• IAH to LHR (London Heathrow) between Feb. 4 and March 29, 2013
• Daily service between LAX and PVG (Shanghai), beginning March 30, 2013
The 787 will replace other aircraft types on each of these existing routes and will be reflected in our published schedules starting on Saturday.
The previously announced new service between DEN and NRT, which starts March 31, 2013, is already out for sale.
“The 787 is the right aircraft for these routes because of its many passenger-friendly amenities and superior operating economics,” Network SVP Greg Hart said. “With 50 787s on order, we look forward to the many new route opportunities that we will be able to offer to our customers in the future.”

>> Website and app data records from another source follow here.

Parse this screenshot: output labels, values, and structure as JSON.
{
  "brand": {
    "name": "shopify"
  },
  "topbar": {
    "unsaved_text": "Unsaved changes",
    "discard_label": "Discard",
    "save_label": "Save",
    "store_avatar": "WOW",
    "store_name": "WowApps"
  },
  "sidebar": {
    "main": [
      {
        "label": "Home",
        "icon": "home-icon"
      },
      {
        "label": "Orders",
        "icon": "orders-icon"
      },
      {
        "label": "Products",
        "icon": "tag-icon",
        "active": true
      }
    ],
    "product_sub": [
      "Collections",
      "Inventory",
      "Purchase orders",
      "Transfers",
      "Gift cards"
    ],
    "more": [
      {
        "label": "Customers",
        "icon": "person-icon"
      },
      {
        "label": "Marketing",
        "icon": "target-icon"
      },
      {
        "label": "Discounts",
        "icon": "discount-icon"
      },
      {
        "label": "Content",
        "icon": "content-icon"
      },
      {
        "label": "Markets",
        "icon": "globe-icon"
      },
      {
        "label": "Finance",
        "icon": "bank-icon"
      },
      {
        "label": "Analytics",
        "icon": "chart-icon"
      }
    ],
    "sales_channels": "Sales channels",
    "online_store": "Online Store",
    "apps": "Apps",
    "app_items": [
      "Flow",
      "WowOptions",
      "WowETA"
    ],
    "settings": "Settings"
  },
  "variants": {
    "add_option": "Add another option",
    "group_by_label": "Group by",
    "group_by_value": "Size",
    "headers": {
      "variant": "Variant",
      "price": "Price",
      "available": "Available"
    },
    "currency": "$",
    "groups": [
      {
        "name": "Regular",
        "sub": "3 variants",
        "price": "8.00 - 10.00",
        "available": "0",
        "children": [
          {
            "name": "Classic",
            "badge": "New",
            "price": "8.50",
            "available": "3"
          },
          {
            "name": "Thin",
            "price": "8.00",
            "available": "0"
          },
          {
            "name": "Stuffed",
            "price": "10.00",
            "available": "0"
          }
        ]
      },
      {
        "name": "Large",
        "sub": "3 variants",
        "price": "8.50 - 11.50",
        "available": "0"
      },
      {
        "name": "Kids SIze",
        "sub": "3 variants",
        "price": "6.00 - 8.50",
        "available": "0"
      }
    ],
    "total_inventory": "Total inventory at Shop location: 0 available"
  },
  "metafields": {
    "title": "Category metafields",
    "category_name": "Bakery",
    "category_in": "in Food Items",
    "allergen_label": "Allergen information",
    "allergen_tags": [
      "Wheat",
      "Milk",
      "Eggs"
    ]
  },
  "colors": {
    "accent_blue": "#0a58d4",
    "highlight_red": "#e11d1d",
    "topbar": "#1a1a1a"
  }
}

As a mid-size aircraft with a long range, the 787 offers about the same capacity as a Boeing 767 but it can travel as far as the larger Boeing 777-200ERs. We will leverage the 787’s fuel efficiency and environmental advantages to serve markets that can’t support larger aircraft.
We will soon announce plans for 787 domestic flying, which will precede international flights.
No surprises here at all. The routes announced are in line with previous statements and rumors. still, nice to see it official. Bookings should open on August 25 for all these flights.
Having lost partner bmi to British Airways, UK carrier Virgin Atlantic is looking to recover some the domestic feed it uses to fill long-haul flights. Starting in March 2013 the carrier will operate thrice-daily service between London‘s Heathrow airport and Manchester using leased Airbus A319 planes. British Airways currently operates 13 daily flights on the same route.
Virgin Atlantic is hoping to secure some of the coveted take-off and landing slots at Heathrow which British Airways must divest as part of the bmi merger. In the mean time, however, they will use some of their existing slots to handle the scheduled service. This means other routes may be trimmed; the affected flights have not been detailed at this time.
There are approximately 1800 daily passengers in the London – Manchester market and 60% of those continue on to long-haul flights according to Virgin Atlantic CEO Steve Ridgway. With bmi no longer able to help feed traffic into the Virgin Atlantic network it is necessary for the carrier to find another way to get some of those passengers into their long-haul routes. Running their own planes seems to be the way to get it done.
Given the frequent "fun" competition between British Airways and Virgin Atlantic it will be interesting to see what happens in the market as this service is launched. Things could get interesting.
With Olympics travel heating up this weekend there will be plenty of folks arriving at one of the six London airports. And for those curious about how to best get from the airport into town or between the airports Kerwin McKenzie, a fellow travel junkie, has put together an eBook published for Kindle to help navigate the transit options available. While it is quite reasonably priced in general, Kerwin is giving it away for free through July 28th to help people headed to the games. Even if you’re not headed to London this week, grab a copy. The information is solid and free is always nice.